I would ask Mr. Holder this - why is it that African Americans need to be singled out for special preferences? Asians, in particular Koreans and Indians, have suffered particularly at the hands of blacks in whose neighborhoods they have established businesses. Why was there no calling out those who feel a sense of entitlement today because their ancestors were once slaves? My paternal ancestors came to this country to escape warfare and starvation in Europe in the 1850's. They never used the discrimination that they suffered as an excuse. They worked hard and lived life on he margins. Perhaps if African American leaders would preach and practice personal responsibility rather than offer excuses for those many African-American young men who find earning an honest living too "white" and those young women who feel that unmarried and pregnant a mark of one's womanhood, the racial climate in this country would change. However, as long as African Americans view themselves as victims and all whites as the slave masters, nothing will really change.
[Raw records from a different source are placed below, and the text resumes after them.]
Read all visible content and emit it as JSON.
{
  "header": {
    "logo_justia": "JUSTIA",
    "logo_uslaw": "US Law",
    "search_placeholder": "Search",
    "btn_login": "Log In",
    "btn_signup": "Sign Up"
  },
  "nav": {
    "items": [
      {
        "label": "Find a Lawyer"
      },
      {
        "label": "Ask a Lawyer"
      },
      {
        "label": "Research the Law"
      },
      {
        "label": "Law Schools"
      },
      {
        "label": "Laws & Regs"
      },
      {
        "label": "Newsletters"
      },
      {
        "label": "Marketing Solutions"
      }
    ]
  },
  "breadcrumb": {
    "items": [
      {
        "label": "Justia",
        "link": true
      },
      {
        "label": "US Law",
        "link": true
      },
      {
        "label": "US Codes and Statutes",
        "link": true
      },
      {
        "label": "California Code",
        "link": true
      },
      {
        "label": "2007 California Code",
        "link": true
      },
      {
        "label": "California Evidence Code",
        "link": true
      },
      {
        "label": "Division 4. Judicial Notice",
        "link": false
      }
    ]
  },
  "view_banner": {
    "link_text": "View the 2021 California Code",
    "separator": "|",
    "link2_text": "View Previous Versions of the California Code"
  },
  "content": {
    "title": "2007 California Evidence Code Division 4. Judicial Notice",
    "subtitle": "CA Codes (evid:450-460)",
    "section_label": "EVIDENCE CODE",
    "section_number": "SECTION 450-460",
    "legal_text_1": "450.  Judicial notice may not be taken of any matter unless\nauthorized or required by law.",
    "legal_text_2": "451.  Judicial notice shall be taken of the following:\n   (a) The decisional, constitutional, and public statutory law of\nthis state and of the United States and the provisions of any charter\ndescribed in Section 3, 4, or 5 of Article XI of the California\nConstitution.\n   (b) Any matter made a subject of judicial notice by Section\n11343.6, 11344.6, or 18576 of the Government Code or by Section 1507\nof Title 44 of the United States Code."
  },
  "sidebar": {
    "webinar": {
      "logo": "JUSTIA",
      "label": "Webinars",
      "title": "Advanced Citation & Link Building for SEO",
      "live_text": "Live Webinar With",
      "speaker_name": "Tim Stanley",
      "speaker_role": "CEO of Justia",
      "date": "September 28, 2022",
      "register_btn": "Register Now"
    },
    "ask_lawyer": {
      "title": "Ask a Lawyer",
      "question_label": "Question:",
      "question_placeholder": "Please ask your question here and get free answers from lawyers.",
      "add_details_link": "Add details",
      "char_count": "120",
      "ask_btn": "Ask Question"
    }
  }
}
Lyn said...

About the quote Holder lists all those black celebrities - he concluded blacks and Whites alike should be grateful. No thanks Holder. You, Holder, are not going to call White Americans cowards and then speak for all of us and say we owe black celebrities a debt of gratitude.

I don't want any of what Holder thinks is that long, uncomfortable talk about racism; Holder wants himself or other blacks to be the sole speakers. Again, no thanks.

Holder's comments were personal; I mean he's got issues. And instead of running the DOJ or keeping it focused on crime fighting he gave a disrespectful speech. If Holder wants to keep running his mouth let him do it on his off time. And keep him away from cameras and microphones because I don't want to hear his crap.

Anonymous said...

Any time Eric Holder or any other politician of any color wants to "discuss" race relations with me I'm ready. He/She may not like the questions I ask, and I've been called a racist before so that doesn't work anymore either. Let's go, Eric.

Danvers said...

"....These are just some of the people who should be generally recognized and are just some of the people to whom all of us, black and white, owe such a debt of gratitude."

I think most of those mentioned are turning over in their graves when the see the manner in which their legacy to their AA kinfolk has been debased; merely used as a free pass by the race hustling elite to further their own political ambitions, or inflate their wallets.

It is time for a real discussion on racial issues in the US - the only problem being that AA's won't like to hear the real truths that need to be told.

Anonymous said...

Holder is softening up the enemy for racial quotas and reparations. The government wants to divide us some more, and conquer.

Anonymous said...

I thought many of the comments here were very perceptive. Holder is correct that many people are afraid to openly discuss race issues, but he doesn't explore the reasons for that. It does seem that many discussions about race still end up in the blame game category.
The biggest thing missing from his speech was the election of Obama. That has to rate as one of the big highlights in Black history of the United States. How could he possibly leave that out(he does mention himself as an example)? It shows the progress that has been made in race relations in this country. Even if people are afraid to discuss race issues openly, it is obvious that perceptions and attitudes have changed for the better.
It was just a poor speech and I was very disappointed that Holder could not have done a better job with the platform he had. I won't call his speech cowardly but he seemed to be afraid to tackle some of the reasons for the lack of discussion on certain issues. He complains about it, but he doesn't give the reasons for it, and his fix suggests he wants more "artificial opportunities" like Black History Month to somehow force people into a candid discussion of the issues and problems. His speech is a good example of why we are not ready for that to happen.

Anonymous said...

11:51am comment

You nailed it:


That is that what Obama, Holder & co are seeking.


Kevin L said...

Why not prove Attorney General Holder wrong and have a serious conversation on racial issues? Don't hide behind a criticism of Holder. By doing so, you're just making his case for him.